## WHAT THIS TASK INVOLVES
Whenever a line of the entries below holds the string "data", copy that line and return it.

----- AVAILABLE RECORDS -----

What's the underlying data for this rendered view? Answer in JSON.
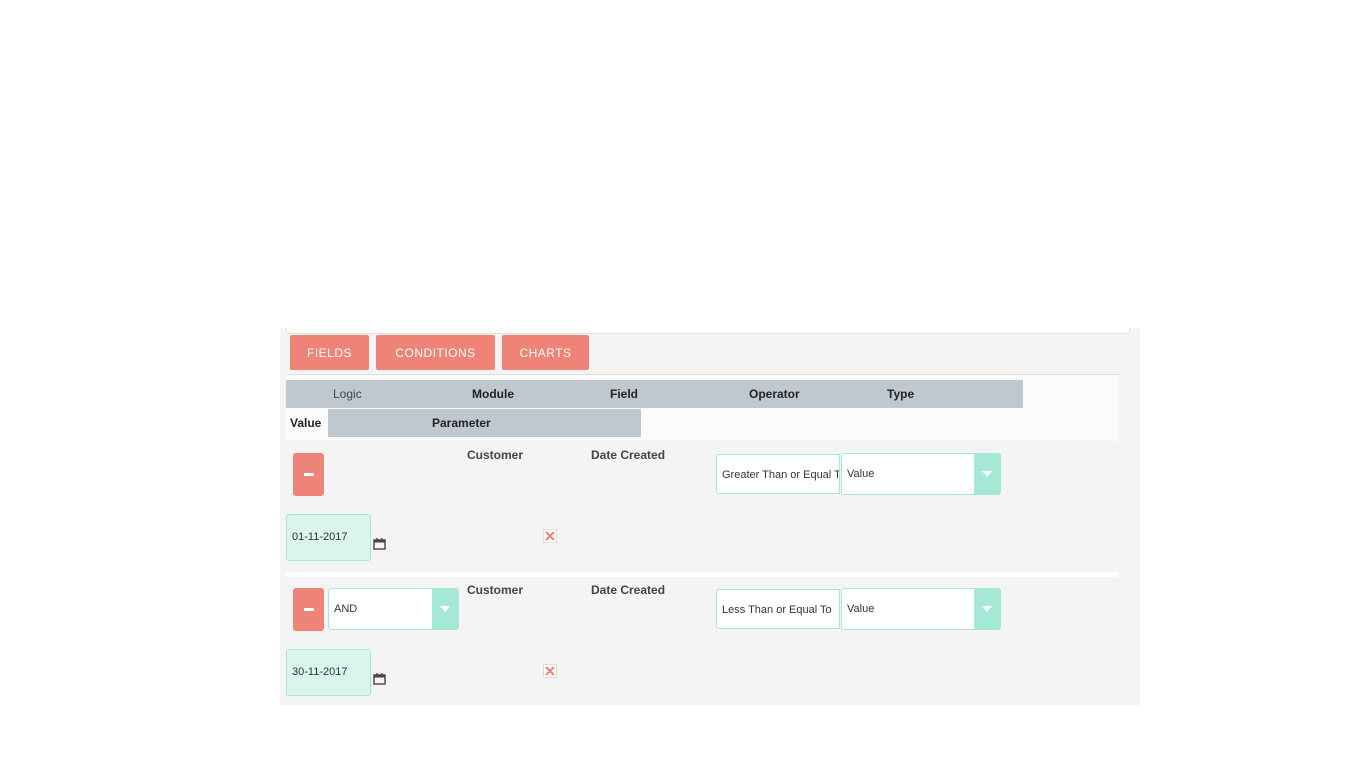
{
  "tabs": {
    "fields": "FIELDS",
    "conditions": "CONDITIONS",
    "charts": "CHARTS"
  },
  "headers": {
    "logic": "Logic",
    "module": "Module",
    "field": "Field",
    "operator": "Operator",
    "type": "Type",
    "value": "Value",
    "parameter": "Parameter"
  },
  "conditions": [
    {
      "logic": "",
      "module": "Customer",
      "field": "Date Created",
      "operator": "Greater Than or Equal To",
      "type": "Value",
      "value": "01-11-2017"
    },
    {
      "logic": "AND",
      "module": "Customer",
      "field": "Date Created",
      "operator": "Less Than or Equal To",
      "type": "Value",
      "value": "30-11-2017"
    }
  ],
  "colors": {
    "accent": "#f08377",
    "teal": "#a5e8d6",
    "header_bg": "#c0c8cf",
    "panel_bg": "#f4f4f4"
  }
}
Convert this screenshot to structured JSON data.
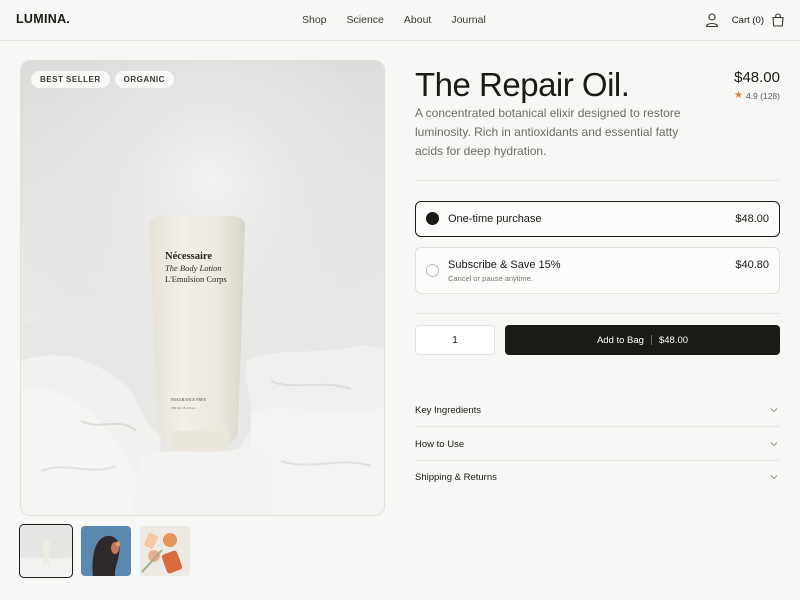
{
  "header": {
    "logo": "LUMINA.",
    "nav": [
      "Shop",
      "Science",
      "About",
      "Journal"
    ],
    "cart_label": "Cart (0)",
    "icons": [
      "user-icon",
      "shopping-bag-icon"
    ]
  },
  "gallery": {
    "badges": [
      "BEST SELLER",
      "ORGANIC"
    ],
    "thumbnails": [
      "thumbnail-lotion",
      "thumbnail-portrait",
      "thumbnail-citrus"
    ],
    "product_label": {
      "brand": "Nécessaire",
      "line1": "The Body Lotion",
      "line2": "L'Emulsion Corps",
      "note": "FRAGRANCE FREE",
      "volume": "250 ml / 8.4 fl oz"
    }
  },
  "product": {
    "title": "The Repair Oil.",
    "price": "$48.00",
    "rating": "4.9 (128)",
    "description": "A concentrated botanical elixir designed to restore luminosity. Rich in antioxidants and essential fatty acids for deep hydration."
  },
  "purchase_options": [
    {
      "label": "One-time purchase",
      "price": "$48.00",
      "selected": true
    },
    {
      "label": "Subscribe & Save 15%",
      "sub": "Cancel or pause anytime.",
      "price": "$40.80",
      "selected": false
    }
  ],
  "cart": {
    "quantity": "1",
    "button_label": "Add to Bag",
    "button_price": "$48.00"
  },
  "accordion": [
    "Key Ingredients",
    "How to Use",
    "Shipping & Returns"
  ],
  "colors": {
    "background": "#f7f7f5",
    "text": "#1c1a17",
    "accent_star": "#e07a3a",
    "button": "#1c1a17"
  }
}
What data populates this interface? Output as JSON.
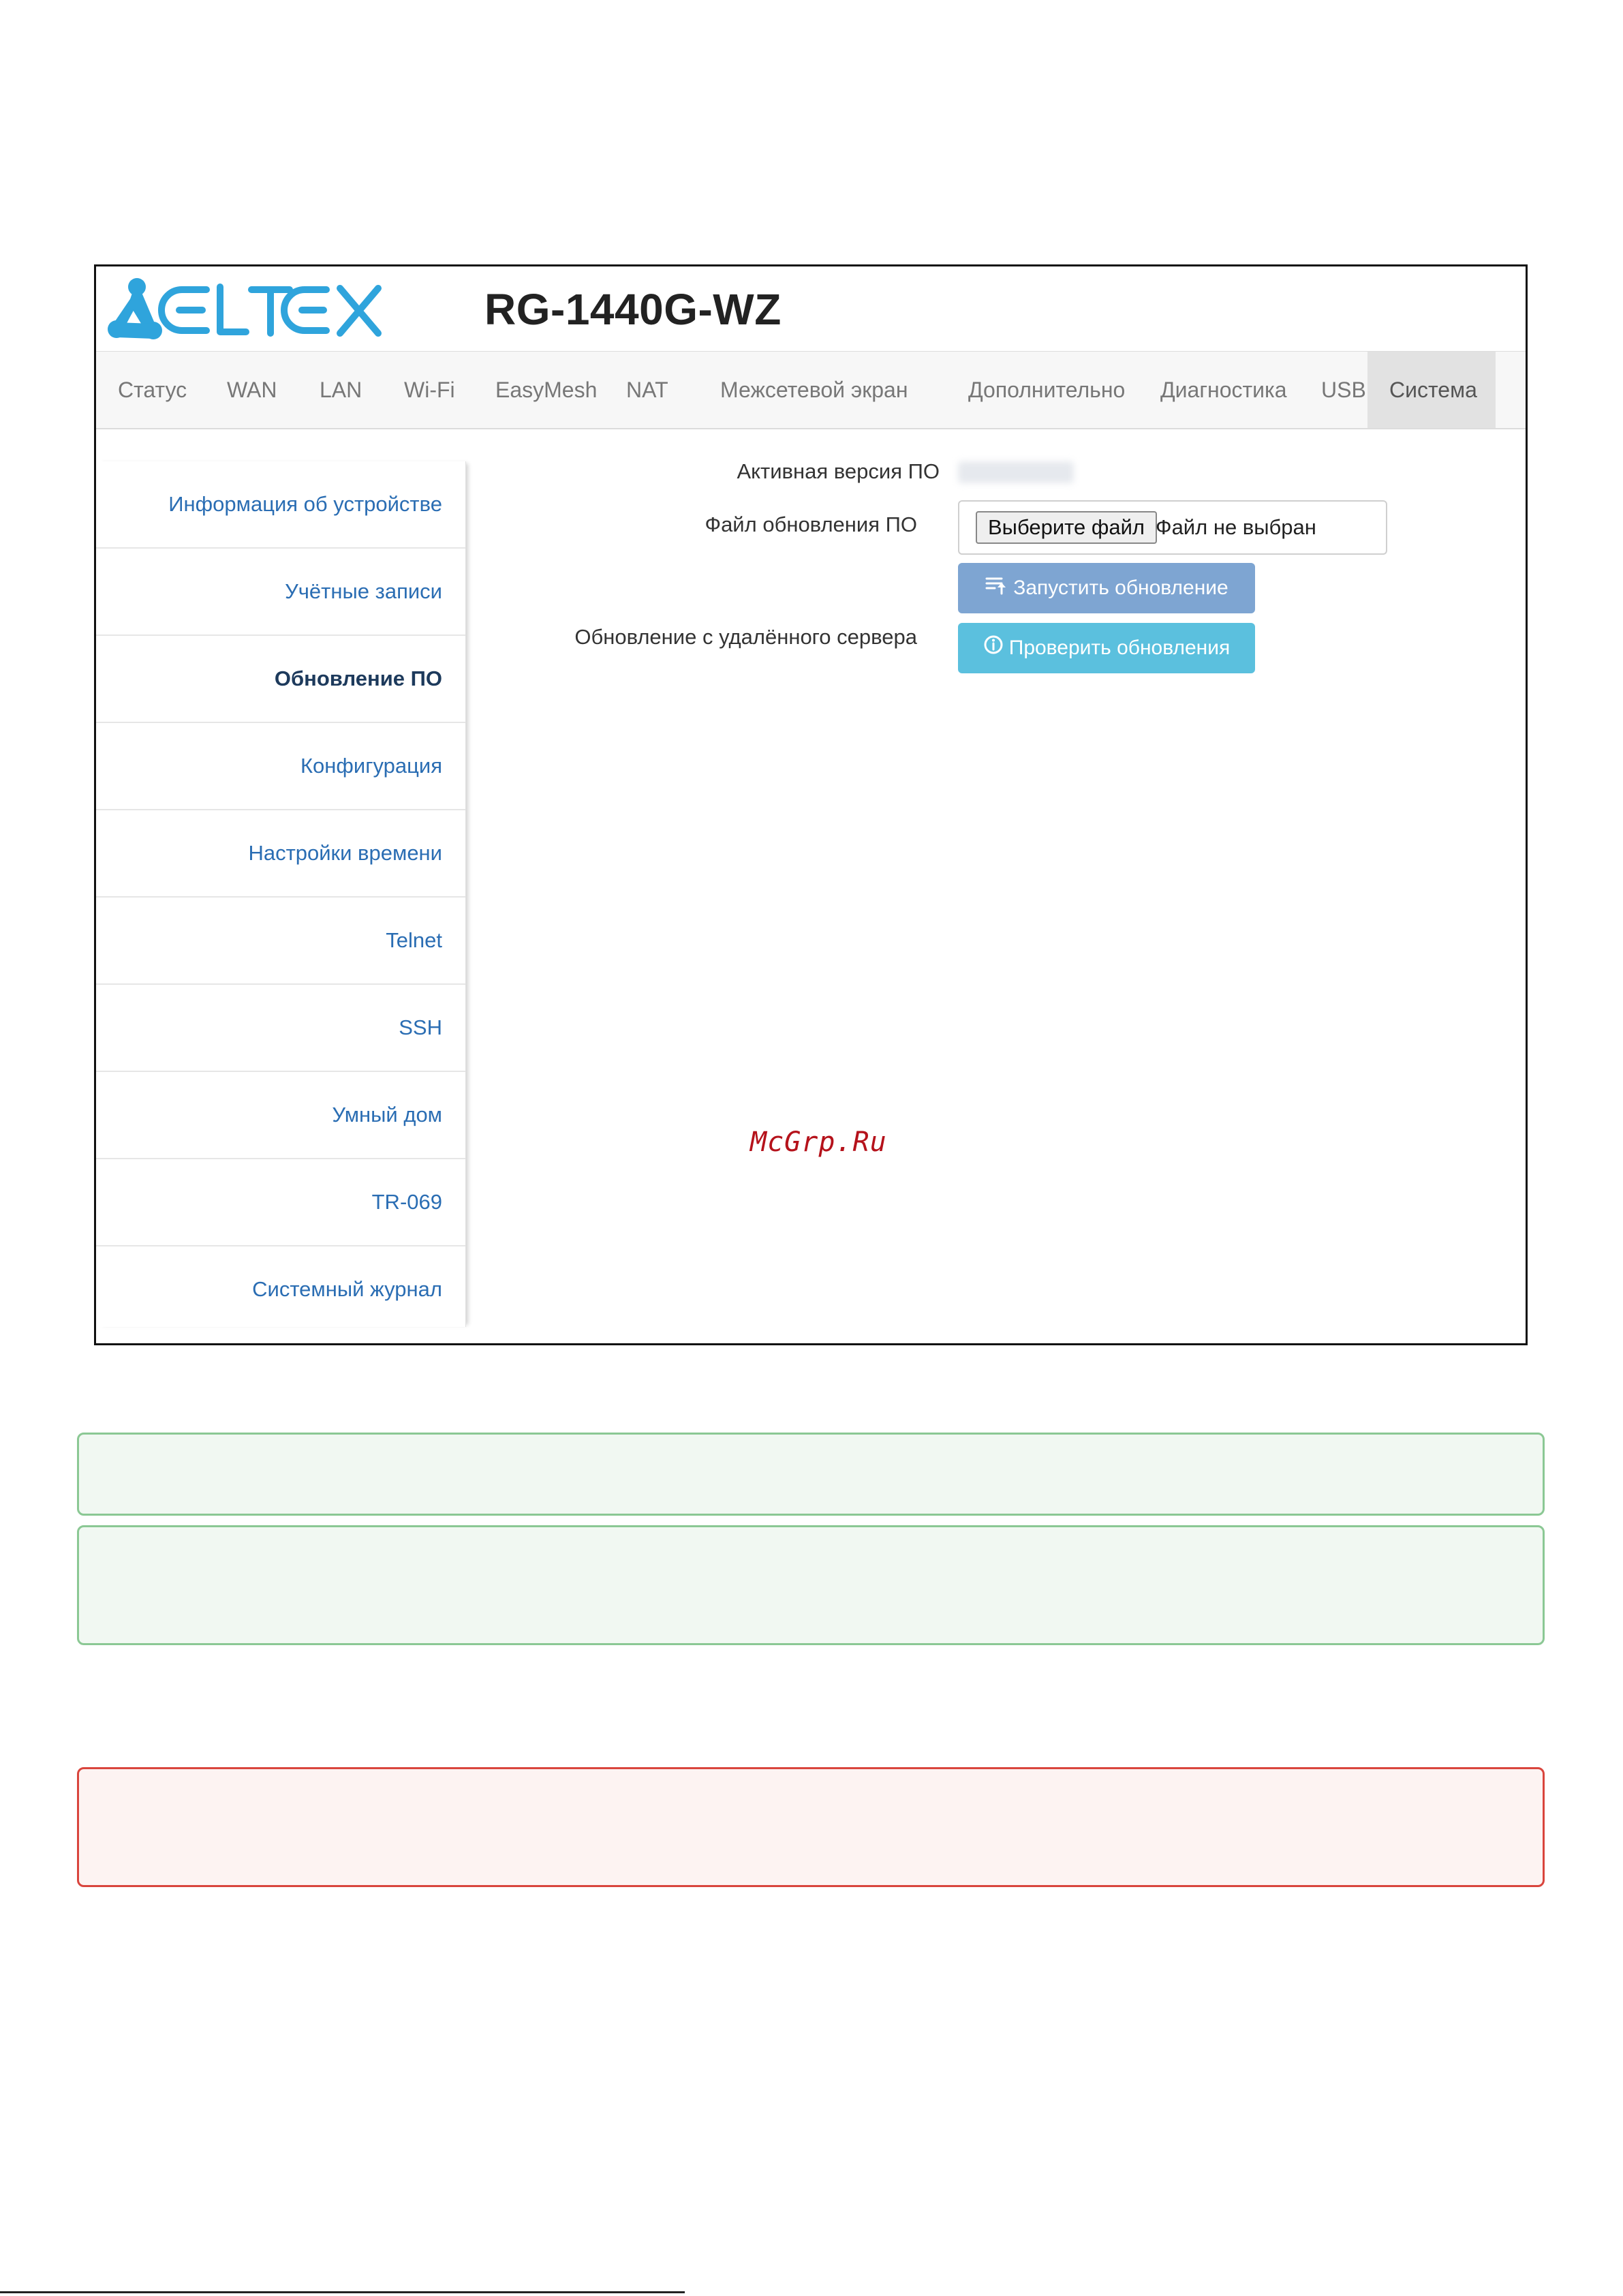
{
  "header": {
    "brand": "ELTEX",
    "device_model": "RG-1440G-WZ",
    "brand_color": "#2fa4dc"
  },
  "nav": {
    "items": [
      {
        "label": "Статус"
      },
      {
        "label": "WAN"
      },
      {
        "label": "LAN"
      },
      {
        "label": "Wi-Fi"
      },
      {
        "label": "EasyMesh"
      },
      {
        "label": "NAT"
      },
      {
        "label": "Межсетевой экран"
      },
      {
        "label": "Дополнительно"
      },
      {
        "label": "Диагностика"
      },
      {
        "label": "USB"
      },
      {
        "label": "Система",
        "active": true
      }
    ]
  },
  "sidebar": {
    "items": [
      {
        "label": "Информация об устройстве"
      },
      {
        "label": "Учётные записи"
      },
      {
        "label": "Обновление ПО",
        "active": true
      },
      {
        "label": "Конфигурация"
      },
      {
        "label": "Настройки времени"
      },
      {
        "label": "Telnet"
      },
      {
        "label": "SSH"
      },
      {
        "label": "Умный дом"
      },
      {
        "label": "TR-069"
      },
      {
        "label": "Системный журнал"
      }
    ]
  },
  "main": {
    "active_version_label": "Активная версия ПО",
    "update_file_label": "Файл обновления ПО",
    "choose_file_button": "Выберите файл",
    "file_status": "Файл не выбран",
    "run_update_button": "Запустить обновление",
    "remote_update_label": "Обновление с удалённого сервера",
    "check_updates_button": "Проверить обновления"
  },
  "watermark": "McGrp.Ru"
}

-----

## RESULT OF THE TASK
What's the underlying data for this rendered view? Answer in JSON.
Convert this screenshot to structured JSON data.
What data populates this interface? Output as JSON.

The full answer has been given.